For example, there are beliefs that large, unrestricted school choice programs will create “white flight“, which Coulson’s Market Education (1999) showed was more accurately seen as income-based (white collar) flight out of central cities, not race/ethnicity-based flight. The supporting “evidence” comes from studies of our current school system wherein the most readily observed difference between nearby schools is student body composition, not the academic factors that families consistently say is their top school choice criterion. Some scholars, including me, say the appearance of race/class-based choice exists largely because families use student body composition as a proxy for the likely academic effects of differences in peer pressures. Other potential differences of likely greater importance to families are largely absent, especially for public school choice; choice among comprehensively uniform alternatives. The “one-dimension” fallacy is often seen in the implicit assumption that the most able students will dominate the set of children that opts for an alternative to their assigned school.
You may have heard the widespread “creaming” claim; that expansion of choice skims the cream from public schools leaving behind in their assigned traditional public schools the least able; an assertion that contains two whopper assertions of the one dimension fallacy. First, it asserts that greater ease in opting out of the assigned public school will sort children by ability. But it sorts in terms of good/bad fit with the assigned public school’s environment. Parents of children doing well in their assigned school have little or no reason to seek an alternative. The exception arises from families that place a high value on religious content in schooling; something that is not correlated with general ability, or a specific significant ability amongst significant weaknesses.
Second, it asserts that there are a lot of across-the-board brilliant kids that will respond strongly to the public school pedagogy, or any established pedagogy, and regardless of subject theme, or lack thereof. And the statement asserts the same thing, in reverse, is true at the low end of the ability spectrum; dunce in anything means dunce at everything. From my scant reading of the ability measurement literature and my experience as a professor, I don’t buy it. And the creaming claim is not only refuted by the evidence from our few, small, restriction-laden school choice programs, but it is absurd on its face. Many schools (perhaps the vast majority) target special needs, and academically unexceptional children.
The creaming claim asserts that all of the schooling providers will specialize in serving that one, mostly imaginary market niche. That’s like saying builders will produce only luxury apartments, or only the easiest to build apartments. Price control forces targeting the easiest to educate, but that is not necessarily the children with noteworthy intellectual abilities, in one dimension, or several. With price decontrol — ending pricelessness — we know that education entrepreneurs will fill every niche, including schooling for the least able.

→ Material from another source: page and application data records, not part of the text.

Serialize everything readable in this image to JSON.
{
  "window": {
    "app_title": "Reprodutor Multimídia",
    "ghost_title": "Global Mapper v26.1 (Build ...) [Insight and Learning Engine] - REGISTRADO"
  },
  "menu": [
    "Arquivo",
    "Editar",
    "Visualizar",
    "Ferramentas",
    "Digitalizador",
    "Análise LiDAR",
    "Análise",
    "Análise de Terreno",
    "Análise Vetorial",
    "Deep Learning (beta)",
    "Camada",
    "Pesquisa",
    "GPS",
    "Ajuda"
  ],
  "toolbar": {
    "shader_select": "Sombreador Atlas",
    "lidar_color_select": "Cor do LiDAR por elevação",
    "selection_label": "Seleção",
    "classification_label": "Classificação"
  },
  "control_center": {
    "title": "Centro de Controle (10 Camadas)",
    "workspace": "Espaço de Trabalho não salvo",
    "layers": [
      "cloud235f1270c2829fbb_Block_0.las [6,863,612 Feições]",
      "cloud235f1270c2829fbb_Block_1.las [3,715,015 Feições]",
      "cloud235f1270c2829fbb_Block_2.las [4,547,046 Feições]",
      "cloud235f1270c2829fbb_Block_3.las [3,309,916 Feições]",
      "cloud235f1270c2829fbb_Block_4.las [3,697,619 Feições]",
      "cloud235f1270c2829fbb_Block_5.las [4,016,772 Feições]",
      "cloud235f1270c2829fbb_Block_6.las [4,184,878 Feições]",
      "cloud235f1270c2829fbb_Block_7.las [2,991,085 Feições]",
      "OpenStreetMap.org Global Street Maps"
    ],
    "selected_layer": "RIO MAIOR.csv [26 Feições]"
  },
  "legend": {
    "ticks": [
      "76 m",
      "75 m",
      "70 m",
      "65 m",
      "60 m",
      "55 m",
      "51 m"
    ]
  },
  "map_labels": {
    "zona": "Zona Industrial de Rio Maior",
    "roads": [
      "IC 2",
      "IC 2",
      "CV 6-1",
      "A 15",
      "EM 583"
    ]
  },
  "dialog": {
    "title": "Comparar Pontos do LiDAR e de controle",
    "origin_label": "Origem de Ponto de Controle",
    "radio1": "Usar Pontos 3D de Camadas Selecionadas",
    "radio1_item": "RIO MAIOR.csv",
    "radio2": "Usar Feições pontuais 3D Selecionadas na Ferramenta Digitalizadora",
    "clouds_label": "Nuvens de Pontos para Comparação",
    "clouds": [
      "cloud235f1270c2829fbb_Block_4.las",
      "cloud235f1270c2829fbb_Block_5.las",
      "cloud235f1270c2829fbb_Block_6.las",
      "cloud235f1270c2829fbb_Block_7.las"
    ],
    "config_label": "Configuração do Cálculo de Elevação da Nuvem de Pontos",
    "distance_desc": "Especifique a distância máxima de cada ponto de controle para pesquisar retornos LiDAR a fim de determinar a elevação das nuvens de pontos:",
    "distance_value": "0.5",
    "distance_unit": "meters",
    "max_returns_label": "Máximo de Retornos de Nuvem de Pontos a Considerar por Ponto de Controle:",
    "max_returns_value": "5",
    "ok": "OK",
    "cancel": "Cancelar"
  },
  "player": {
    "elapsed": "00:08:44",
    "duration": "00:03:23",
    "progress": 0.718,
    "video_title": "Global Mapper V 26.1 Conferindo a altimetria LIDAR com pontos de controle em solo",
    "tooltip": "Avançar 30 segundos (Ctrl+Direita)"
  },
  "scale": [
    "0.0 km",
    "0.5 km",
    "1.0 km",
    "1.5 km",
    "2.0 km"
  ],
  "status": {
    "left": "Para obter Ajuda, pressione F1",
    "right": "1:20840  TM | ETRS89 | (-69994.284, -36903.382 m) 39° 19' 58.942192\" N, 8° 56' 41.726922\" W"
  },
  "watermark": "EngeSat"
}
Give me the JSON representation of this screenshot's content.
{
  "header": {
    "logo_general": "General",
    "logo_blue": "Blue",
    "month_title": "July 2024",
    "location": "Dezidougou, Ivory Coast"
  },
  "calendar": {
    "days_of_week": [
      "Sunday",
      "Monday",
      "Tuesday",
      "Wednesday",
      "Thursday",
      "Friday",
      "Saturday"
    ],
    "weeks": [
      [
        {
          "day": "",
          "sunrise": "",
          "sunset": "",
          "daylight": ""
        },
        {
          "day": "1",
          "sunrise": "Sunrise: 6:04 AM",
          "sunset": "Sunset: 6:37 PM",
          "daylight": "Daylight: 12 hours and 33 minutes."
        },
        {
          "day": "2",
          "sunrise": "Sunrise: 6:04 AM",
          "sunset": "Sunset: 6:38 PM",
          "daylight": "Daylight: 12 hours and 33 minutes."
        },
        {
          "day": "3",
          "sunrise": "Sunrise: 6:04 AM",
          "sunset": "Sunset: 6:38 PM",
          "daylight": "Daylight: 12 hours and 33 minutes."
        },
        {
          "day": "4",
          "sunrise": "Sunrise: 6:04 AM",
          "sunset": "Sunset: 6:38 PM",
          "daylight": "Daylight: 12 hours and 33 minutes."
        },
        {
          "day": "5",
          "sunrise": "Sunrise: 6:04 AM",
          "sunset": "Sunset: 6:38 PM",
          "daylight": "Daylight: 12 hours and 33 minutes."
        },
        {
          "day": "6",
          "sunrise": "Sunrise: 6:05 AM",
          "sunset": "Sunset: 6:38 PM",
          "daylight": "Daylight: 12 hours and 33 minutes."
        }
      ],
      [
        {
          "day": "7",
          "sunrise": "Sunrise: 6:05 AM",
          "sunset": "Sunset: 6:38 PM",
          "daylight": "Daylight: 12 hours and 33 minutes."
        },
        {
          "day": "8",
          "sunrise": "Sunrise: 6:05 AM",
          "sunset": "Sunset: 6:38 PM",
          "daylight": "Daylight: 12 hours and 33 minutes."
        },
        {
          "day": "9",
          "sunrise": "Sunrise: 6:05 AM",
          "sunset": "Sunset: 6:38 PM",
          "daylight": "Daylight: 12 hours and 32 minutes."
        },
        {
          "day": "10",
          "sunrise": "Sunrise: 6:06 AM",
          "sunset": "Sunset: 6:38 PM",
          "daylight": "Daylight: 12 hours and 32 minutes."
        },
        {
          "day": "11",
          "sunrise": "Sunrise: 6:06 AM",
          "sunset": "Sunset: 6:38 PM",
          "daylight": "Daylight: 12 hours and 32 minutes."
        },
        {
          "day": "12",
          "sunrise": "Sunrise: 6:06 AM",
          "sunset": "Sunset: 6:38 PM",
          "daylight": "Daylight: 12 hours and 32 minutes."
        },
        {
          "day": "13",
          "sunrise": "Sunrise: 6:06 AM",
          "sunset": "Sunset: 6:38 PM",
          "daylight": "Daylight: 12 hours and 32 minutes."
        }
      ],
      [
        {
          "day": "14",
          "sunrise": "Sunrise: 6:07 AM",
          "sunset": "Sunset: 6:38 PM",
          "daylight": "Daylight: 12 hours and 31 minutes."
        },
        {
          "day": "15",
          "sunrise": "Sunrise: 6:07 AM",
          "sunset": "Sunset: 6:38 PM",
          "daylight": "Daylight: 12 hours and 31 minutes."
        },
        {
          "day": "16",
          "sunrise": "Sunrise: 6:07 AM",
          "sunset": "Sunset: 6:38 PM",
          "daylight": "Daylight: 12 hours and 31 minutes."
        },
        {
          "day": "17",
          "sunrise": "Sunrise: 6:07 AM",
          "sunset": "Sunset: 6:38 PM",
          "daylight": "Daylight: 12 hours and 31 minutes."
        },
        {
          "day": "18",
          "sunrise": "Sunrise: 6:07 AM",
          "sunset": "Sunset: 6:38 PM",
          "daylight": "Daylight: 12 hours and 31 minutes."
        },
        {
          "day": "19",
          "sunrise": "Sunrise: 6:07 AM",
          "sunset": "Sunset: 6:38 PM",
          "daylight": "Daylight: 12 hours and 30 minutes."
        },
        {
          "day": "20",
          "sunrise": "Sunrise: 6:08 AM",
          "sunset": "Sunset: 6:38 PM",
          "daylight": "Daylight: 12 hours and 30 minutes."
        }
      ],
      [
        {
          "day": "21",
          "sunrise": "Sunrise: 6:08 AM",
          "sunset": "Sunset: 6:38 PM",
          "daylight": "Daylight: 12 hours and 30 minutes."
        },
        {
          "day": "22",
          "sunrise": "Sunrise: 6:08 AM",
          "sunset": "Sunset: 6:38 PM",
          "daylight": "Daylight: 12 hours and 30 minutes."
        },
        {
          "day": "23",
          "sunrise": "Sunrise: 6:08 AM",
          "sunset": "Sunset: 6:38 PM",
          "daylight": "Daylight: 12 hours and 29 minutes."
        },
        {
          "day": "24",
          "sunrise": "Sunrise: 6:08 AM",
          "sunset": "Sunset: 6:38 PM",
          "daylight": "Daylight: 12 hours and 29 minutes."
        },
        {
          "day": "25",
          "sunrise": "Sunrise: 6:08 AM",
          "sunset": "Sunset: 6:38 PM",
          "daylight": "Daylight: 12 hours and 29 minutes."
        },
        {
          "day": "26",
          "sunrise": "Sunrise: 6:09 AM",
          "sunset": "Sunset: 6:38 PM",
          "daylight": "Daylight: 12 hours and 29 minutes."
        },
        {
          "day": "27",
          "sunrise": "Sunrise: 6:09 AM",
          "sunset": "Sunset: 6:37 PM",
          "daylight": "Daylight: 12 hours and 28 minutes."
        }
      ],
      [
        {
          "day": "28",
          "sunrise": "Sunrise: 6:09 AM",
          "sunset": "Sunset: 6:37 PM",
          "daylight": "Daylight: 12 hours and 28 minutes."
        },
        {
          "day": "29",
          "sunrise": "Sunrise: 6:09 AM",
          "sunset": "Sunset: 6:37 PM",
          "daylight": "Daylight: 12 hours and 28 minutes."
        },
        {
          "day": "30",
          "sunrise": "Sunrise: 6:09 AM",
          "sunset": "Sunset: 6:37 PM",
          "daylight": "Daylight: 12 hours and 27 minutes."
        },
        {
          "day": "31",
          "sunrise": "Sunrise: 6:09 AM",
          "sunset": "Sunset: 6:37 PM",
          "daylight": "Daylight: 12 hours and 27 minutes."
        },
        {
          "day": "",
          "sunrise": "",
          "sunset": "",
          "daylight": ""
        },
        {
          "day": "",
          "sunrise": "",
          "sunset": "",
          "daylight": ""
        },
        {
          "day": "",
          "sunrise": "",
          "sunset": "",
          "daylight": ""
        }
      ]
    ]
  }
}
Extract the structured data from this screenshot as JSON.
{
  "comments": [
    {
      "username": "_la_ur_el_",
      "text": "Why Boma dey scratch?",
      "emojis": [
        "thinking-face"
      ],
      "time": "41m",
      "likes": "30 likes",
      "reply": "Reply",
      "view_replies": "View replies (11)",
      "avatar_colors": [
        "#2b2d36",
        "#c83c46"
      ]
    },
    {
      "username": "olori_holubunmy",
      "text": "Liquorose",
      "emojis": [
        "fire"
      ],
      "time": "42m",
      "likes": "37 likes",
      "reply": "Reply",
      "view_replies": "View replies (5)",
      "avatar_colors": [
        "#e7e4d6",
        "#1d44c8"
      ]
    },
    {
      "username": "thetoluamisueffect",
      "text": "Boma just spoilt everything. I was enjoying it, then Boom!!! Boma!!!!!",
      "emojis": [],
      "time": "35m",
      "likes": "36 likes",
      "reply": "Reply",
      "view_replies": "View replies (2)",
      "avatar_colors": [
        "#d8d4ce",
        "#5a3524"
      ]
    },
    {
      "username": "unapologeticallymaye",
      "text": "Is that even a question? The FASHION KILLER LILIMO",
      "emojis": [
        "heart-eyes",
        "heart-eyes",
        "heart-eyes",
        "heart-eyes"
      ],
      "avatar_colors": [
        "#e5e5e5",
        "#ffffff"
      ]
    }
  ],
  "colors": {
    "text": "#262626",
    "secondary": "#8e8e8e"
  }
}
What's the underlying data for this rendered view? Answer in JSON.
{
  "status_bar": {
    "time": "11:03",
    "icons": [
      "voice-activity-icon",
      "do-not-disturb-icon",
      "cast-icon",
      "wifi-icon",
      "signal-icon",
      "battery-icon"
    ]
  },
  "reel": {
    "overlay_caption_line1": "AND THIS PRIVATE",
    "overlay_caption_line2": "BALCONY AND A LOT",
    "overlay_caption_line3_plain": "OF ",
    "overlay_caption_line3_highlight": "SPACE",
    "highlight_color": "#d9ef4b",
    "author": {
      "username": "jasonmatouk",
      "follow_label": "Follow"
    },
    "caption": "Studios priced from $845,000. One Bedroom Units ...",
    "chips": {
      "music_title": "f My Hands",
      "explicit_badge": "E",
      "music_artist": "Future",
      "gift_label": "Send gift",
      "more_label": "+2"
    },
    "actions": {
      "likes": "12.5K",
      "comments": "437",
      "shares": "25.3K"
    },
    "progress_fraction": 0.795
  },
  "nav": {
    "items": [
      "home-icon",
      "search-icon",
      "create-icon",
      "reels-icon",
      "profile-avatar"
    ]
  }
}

We need choice expansion with price decontrol precisely, primarily, because educators and students are multi-dimensional. Starting from a one dimensional perspective largely assumes away the main challenge to be addressed; that students differ in how they learn and in which factors, like subject themes, will achieve the highest level of engagement in high value academic content. And to the extent that some multi-dimensional children are generally higher functioning than others, the one-dimension fallacy implies that the higher ability children are cheaper to educate. That’s true if we have a uniform absolute level of an achievement target (mistake!). But it is not necessarily true if our policy objective is to maximize skill/knowledge acquisition, which I would advocate as the proper policy goal. It’s this goal of the parents of the intellectually gifted they have as their goal.